=== What the task requires ===
Wherever the word "product" appears in a line of the records, copy that line.

━━━ Records

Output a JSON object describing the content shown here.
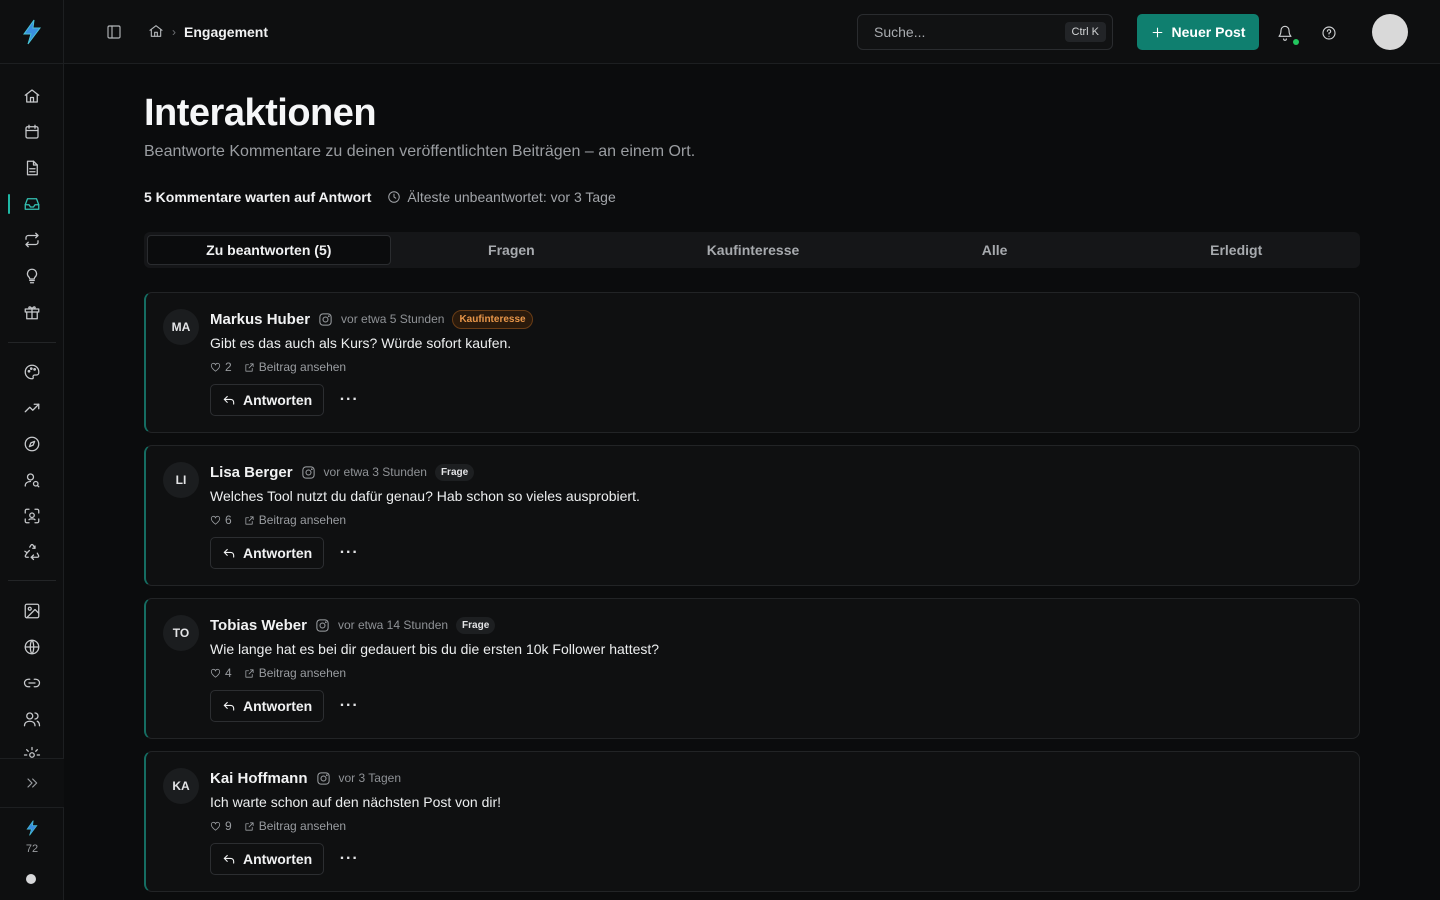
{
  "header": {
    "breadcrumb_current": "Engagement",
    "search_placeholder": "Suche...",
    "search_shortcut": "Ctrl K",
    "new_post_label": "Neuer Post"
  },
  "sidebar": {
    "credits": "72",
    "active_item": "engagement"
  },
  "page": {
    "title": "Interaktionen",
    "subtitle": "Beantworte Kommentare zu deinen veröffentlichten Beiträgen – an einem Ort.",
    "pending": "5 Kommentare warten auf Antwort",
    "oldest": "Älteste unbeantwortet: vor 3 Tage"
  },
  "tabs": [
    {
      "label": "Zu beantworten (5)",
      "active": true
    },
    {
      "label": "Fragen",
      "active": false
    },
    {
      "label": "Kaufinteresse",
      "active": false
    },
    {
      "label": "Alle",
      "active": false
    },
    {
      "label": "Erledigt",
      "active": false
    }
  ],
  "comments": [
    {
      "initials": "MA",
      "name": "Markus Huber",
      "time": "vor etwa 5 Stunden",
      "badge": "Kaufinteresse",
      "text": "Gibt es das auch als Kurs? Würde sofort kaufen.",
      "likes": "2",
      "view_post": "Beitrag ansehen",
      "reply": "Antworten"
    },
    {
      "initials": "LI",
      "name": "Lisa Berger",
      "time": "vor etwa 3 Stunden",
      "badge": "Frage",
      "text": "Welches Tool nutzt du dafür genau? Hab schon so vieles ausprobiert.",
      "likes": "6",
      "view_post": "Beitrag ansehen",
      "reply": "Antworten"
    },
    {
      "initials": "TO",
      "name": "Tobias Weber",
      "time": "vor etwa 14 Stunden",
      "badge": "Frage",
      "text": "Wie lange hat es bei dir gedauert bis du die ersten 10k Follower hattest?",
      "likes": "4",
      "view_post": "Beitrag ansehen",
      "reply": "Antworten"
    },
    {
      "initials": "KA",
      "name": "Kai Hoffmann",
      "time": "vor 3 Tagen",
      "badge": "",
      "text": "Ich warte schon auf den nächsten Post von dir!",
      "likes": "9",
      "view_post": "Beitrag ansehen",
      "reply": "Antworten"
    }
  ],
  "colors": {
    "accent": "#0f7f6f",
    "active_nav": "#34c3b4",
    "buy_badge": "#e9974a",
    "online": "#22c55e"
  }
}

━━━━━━
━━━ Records

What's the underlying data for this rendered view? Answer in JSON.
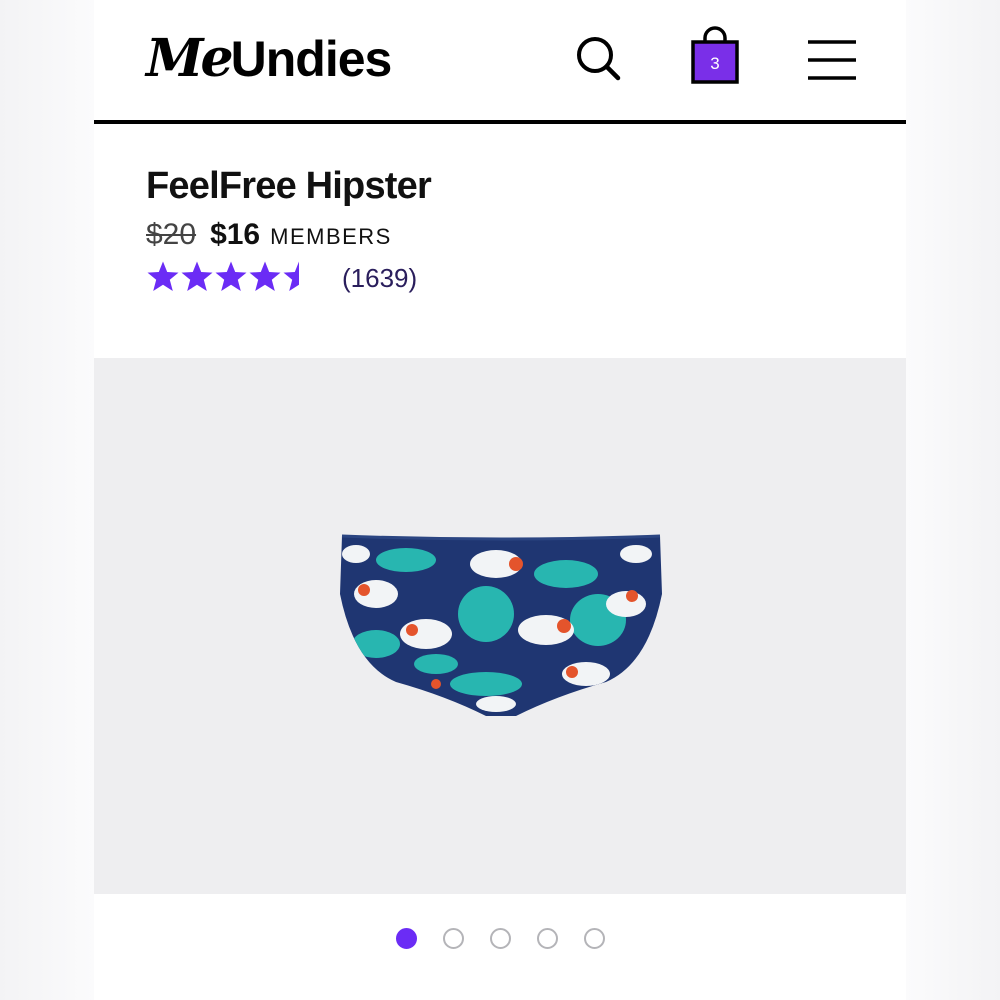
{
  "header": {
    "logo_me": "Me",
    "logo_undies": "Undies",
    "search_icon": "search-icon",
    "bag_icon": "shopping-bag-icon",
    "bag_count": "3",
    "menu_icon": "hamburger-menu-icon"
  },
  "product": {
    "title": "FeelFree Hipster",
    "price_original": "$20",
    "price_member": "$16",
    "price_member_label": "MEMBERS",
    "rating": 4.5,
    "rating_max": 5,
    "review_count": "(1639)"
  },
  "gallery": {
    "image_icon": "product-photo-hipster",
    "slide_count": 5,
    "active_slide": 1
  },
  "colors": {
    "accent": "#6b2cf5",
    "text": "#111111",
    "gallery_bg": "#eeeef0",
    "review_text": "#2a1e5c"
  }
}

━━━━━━

=== Task result ===
  "product": {
    "image_icon": "product-photo-hipster",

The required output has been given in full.